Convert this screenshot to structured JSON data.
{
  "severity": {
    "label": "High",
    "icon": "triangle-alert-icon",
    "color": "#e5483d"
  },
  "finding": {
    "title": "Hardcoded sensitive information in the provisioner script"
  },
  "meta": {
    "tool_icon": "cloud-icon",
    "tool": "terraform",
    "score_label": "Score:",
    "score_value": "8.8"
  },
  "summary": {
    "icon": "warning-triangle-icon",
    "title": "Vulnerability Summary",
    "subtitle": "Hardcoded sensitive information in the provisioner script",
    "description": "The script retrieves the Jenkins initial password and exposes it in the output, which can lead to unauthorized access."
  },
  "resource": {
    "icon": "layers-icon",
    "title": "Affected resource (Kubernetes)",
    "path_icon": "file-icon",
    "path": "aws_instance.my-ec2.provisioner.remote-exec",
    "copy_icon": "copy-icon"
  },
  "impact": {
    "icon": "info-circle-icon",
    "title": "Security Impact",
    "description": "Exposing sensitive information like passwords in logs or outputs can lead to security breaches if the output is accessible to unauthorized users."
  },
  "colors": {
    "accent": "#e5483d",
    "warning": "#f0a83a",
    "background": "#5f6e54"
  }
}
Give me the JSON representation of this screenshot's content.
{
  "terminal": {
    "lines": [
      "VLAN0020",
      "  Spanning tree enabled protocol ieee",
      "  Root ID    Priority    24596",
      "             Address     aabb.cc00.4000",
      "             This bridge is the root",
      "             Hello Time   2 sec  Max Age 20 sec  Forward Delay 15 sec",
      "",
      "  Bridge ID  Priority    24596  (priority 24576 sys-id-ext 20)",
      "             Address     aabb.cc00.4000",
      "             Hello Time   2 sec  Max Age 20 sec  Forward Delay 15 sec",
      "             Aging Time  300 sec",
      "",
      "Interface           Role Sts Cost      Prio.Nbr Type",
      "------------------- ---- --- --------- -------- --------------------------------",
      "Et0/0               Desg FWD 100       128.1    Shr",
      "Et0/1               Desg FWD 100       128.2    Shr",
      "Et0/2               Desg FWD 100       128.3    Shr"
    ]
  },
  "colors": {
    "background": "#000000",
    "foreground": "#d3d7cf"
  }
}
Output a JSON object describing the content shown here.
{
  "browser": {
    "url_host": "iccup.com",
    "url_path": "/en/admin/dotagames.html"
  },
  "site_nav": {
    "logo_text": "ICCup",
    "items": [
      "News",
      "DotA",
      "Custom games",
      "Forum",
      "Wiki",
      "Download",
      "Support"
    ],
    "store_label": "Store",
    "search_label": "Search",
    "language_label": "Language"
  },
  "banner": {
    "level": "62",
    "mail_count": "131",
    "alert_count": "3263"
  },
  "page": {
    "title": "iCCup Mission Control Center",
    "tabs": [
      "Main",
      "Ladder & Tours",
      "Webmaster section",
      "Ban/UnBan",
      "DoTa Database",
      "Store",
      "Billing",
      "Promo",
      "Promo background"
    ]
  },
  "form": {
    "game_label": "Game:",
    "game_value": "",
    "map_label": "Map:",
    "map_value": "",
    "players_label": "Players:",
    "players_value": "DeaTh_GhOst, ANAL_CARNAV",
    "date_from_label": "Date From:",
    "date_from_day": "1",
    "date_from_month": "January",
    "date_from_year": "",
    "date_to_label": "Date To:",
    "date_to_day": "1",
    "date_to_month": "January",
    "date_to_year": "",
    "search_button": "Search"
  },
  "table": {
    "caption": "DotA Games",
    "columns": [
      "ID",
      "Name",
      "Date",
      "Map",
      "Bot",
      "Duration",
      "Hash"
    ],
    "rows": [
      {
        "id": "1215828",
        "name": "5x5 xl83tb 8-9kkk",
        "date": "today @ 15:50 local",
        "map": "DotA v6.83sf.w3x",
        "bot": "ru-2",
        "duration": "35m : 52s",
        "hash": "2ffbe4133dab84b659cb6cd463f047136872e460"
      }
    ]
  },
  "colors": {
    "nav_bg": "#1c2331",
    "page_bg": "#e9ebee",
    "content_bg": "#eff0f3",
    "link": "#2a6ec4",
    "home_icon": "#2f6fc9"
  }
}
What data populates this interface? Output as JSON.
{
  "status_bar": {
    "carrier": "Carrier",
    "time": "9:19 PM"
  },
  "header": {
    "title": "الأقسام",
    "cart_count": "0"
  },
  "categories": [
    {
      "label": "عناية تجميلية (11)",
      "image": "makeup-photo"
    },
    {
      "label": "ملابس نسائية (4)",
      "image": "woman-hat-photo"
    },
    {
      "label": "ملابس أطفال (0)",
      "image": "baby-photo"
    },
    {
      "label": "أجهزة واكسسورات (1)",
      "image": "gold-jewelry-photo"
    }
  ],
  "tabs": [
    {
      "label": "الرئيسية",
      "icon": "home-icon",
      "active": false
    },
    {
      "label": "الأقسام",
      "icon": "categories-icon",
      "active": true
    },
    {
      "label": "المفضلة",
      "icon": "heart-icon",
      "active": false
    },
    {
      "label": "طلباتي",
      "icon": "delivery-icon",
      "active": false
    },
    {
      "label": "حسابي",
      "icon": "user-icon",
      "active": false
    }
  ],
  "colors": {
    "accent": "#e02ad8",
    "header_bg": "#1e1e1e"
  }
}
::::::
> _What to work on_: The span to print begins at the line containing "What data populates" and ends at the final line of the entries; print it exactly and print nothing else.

> _Written solution_:
What data populates this interface? Output as JSON.
{
  "status_bar": {
    "carrier": "Carrier",
    "time": "9:19 PM"
  },
  "header": {
    "title": "الأقسام",
    "cart_count": "0"
  },
  "categories": [
    {
      "label": "عناية تجميلية (11)",
      "image": "makeup-photo"
    },
    {
      "label": "ملابس نسائية (4)",
      "image": "woman-hat-photo"
    },
    {
      "label": "ملابس أطفال (0)",
      "image": "baby-photo"
    },
    {
      "label": "أجهزة واكسسورات (1)",
      "image": "gold-jewelry-photo"
    }
  ],
  "tabs": [
    {
      "label": "الرئيسية",
      "icon": "home-icon",
      "active": false
    },
    {
      "label": "الأقسام",
      "icon": "categories-icon",
      "active": true
    },
    {
      "label": "المفضلة",
      "icon": "heart-icon",
      "active": false
    },
    {
      "label": "طلباتي",
      "icon": "delivery-icon",
      "active": false
    },
    {
      "label": "حسابي",
      "icon": "user-icon",
      "active": false
    }
  ],
  "colors": {
    "accent": "#e02ad8",
    "header_bg": "#1e1e1e"
  }
}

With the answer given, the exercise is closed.